I've grounded this discussion in the mental health professions for a reason.  EC is not just for secluded mystics.  Maybe it sounds fantastical and otherworldly.  But EC is not only attainable, but also necessary and practical, especially within the business of healing.  Indeed, a primary purpose of therapy is to facilitate emotional management, so clients partake of EC as well.  Feminist consciousness raising, or the simple 'letting go' of mindful meditation, are samples of other routes outside the profession.

You might say, "The larger culture is totally lost to this way of living."  And there you would be completely right.  That is part of why EC might seem so alien and impossible.

However, there have been plenty of radical changes to our culture, accelerating as we rush into the computer age.  One example is women gaining the right to vote (and since then other advances, like #MeToo).  So it is worth asking, What if people were acculturated into emotional competence?  What if cleansing perspectives were instilled in us, starting from birth?

The task seems daunting .  Where we are today?  Stymied in a consumerist, egotistic culture.  The system feeds off self-doubt, insecurity and belittling competition.  Gushes of ads inundate us, ads claiming that our self-worth depends on what we buy, what we own, what we consume.   Those who eat beef at McDonalds are, ipso facto, of a 'higher' status than the global majority.  Those who wear certain jeans or sneakers attain yet another rung.  Owning a Mercedes Benz is a major leap.  The hierarchy of toys and envy proceeds all the way up the condescending ladder.  If you think about it, the marketing industry bullies us.  We are body-shamed constantly, especially women.  Status-shamed.  Health-shamed.  Relationship-shamed.  Ours is a crass, material, juvenile collective consciousness that demeans humanity in the early 21st century.

Riding the fear-wave of Trumpism, things have become, if not more despicable, then more obvious.  It's about who you can swindle.  What you can get away with.  How much you can abuse others.  How much you can gloat..  The USA, obscenely wealthy after WWII, initiated a wrestling match between two worldviews:  greed and indulgence, on one side, and the social virtues that shepherded people through the Great Depression, virtues such as humility, charity, and thrift.  Given the current political theater of fear and hate, its colosseums of cruelty, it is hard to deny that greed and indulgence have utterly won. 

This brings me back to emotional impotence.  EI epitomizes a complete inability to deal with one's emotions in a healthy manner.  It is a disordered state athwart purification.  Instead of self-acceptance, it dwells in self-loathing  It demands a gargantuan dishonesty.  The defensive, vulnerable swagger of a middle-school mentality.  Bullying.  Bragging.  Intractable envy.  Fixation on conquests and toys.

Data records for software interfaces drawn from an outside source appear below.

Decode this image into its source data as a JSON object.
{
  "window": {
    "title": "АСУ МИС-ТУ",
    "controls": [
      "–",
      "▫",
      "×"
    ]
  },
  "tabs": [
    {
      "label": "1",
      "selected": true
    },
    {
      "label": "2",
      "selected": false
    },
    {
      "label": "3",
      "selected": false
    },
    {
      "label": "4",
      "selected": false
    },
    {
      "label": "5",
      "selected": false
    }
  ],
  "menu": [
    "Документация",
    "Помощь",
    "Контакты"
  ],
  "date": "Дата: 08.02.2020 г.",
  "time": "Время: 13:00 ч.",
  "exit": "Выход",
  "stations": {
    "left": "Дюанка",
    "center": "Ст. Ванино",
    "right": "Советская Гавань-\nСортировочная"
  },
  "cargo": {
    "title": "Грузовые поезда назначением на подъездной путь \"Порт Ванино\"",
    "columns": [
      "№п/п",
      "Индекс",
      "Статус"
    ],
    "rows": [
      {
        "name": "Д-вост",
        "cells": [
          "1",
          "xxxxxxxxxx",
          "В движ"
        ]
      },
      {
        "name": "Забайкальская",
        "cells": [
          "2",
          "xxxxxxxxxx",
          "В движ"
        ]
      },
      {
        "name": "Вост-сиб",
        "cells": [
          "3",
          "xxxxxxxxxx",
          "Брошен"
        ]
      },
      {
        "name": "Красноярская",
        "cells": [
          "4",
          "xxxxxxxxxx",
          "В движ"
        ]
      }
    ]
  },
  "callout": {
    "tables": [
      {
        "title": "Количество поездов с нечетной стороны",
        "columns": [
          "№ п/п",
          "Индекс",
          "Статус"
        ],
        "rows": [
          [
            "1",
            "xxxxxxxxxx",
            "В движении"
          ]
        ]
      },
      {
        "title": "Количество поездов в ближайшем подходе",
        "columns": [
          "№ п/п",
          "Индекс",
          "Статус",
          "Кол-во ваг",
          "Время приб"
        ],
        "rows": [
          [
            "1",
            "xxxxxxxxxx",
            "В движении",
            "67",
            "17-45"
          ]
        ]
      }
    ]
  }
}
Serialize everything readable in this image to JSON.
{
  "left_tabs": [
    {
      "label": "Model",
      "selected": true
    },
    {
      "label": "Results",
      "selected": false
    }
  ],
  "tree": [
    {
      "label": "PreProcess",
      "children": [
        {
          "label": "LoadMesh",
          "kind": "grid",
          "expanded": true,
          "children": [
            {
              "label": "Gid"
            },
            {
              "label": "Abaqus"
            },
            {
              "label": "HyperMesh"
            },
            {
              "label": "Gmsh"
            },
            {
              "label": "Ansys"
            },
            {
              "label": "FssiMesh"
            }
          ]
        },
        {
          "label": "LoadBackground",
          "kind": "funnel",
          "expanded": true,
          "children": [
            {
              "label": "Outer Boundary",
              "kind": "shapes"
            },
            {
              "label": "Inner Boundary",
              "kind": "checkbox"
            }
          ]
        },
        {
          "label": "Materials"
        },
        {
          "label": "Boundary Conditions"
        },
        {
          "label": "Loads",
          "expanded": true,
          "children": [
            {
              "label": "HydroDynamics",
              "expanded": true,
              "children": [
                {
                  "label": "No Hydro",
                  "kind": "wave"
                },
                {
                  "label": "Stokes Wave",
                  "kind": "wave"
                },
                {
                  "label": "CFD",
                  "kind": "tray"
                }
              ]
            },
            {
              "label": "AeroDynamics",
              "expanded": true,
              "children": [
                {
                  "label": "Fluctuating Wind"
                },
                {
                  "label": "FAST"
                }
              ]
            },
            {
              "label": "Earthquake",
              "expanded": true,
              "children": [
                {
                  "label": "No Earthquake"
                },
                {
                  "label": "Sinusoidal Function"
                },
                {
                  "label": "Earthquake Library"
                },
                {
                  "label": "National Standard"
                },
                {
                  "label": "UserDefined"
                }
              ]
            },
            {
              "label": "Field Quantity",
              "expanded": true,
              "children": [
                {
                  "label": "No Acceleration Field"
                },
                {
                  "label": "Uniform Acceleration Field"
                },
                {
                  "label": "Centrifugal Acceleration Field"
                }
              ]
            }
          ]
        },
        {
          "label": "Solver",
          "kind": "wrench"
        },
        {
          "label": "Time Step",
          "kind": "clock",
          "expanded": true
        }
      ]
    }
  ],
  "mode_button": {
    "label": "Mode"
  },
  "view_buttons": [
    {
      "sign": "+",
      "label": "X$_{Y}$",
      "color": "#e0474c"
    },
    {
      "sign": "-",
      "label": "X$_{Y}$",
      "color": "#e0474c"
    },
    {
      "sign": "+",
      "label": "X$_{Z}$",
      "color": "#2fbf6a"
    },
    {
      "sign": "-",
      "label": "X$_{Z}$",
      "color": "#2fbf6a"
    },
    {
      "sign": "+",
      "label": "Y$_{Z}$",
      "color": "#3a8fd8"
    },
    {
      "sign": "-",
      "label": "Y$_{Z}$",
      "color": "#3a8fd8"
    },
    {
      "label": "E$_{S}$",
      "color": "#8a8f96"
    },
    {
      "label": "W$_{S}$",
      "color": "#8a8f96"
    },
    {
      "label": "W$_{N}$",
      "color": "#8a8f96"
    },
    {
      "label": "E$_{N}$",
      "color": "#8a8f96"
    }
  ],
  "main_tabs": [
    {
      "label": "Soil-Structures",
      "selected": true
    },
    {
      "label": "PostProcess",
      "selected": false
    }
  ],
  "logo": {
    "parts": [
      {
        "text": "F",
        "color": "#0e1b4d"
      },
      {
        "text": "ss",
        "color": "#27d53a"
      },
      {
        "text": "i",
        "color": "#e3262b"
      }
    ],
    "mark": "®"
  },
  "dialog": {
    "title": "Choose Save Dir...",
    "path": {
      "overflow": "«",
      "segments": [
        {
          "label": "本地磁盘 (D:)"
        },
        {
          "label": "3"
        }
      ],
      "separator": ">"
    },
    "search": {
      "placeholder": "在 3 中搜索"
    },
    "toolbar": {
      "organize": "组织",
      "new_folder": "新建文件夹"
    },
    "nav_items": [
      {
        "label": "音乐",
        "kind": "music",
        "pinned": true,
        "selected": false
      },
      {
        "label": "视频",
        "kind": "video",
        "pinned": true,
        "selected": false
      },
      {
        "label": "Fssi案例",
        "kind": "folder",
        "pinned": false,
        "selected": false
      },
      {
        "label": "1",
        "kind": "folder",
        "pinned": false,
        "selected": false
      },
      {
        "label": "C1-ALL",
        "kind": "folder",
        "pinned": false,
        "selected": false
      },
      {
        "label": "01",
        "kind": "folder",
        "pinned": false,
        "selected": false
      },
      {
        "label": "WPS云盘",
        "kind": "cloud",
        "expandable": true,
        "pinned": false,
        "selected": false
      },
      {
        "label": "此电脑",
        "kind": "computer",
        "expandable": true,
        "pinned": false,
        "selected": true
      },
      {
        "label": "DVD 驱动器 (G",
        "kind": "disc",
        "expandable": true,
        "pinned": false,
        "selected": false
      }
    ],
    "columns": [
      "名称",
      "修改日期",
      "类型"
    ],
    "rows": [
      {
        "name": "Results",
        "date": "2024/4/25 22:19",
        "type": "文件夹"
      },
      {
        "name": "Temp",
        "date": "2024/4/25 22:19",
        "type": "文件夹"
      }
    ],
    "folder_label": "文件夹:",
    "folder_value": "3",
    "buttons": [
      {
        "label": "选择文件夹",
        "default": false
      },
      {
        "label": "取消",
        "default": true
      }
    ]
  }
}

As a diagnosable narcissist, with a hole in his heart that he will never face, Trump represents our country to the world.  Insatiable insecurity harnesses him to insatiable need for attention.  His weapons of psychological warfare are repression and scapegoating.  'Truth' ("alternate facts") is what he needs it to be.  He is never wrong.  What is wrong is the other, the object of fear and hate.  Immigrants.  Mexicans.  African Americans.  Liberals.  Feminists.  Anyone who threatens his ego.  His vituperative invective knows no bounds (see my previous blog entry, "Moral Cowardice").

We are all trapped in Trump's excruciated, abysmal place.  It is the place where white nationalism is the fixation and addiction of a very powerful man, head of the mightiest military in the world, a tyrant with tens of millions of avid followers.  It is a place where this white nationalism is his means to seek infinite and unconditional worship.  A Red Queen's race.

The authoritarian coin has two sides.  Trump is not alone in his emotional impotence.  At this desperate juncture, dragged down to a national nadir, a hate-infested dysfunction, it would seem that only therapeutic techniques offer any serious hope.  At the very least, emotional competence provides a means of personal ascent.  And yet maybe it can do more.  Maybe it can uplift entire communities, and then, with snowballing traction, salvage the nation.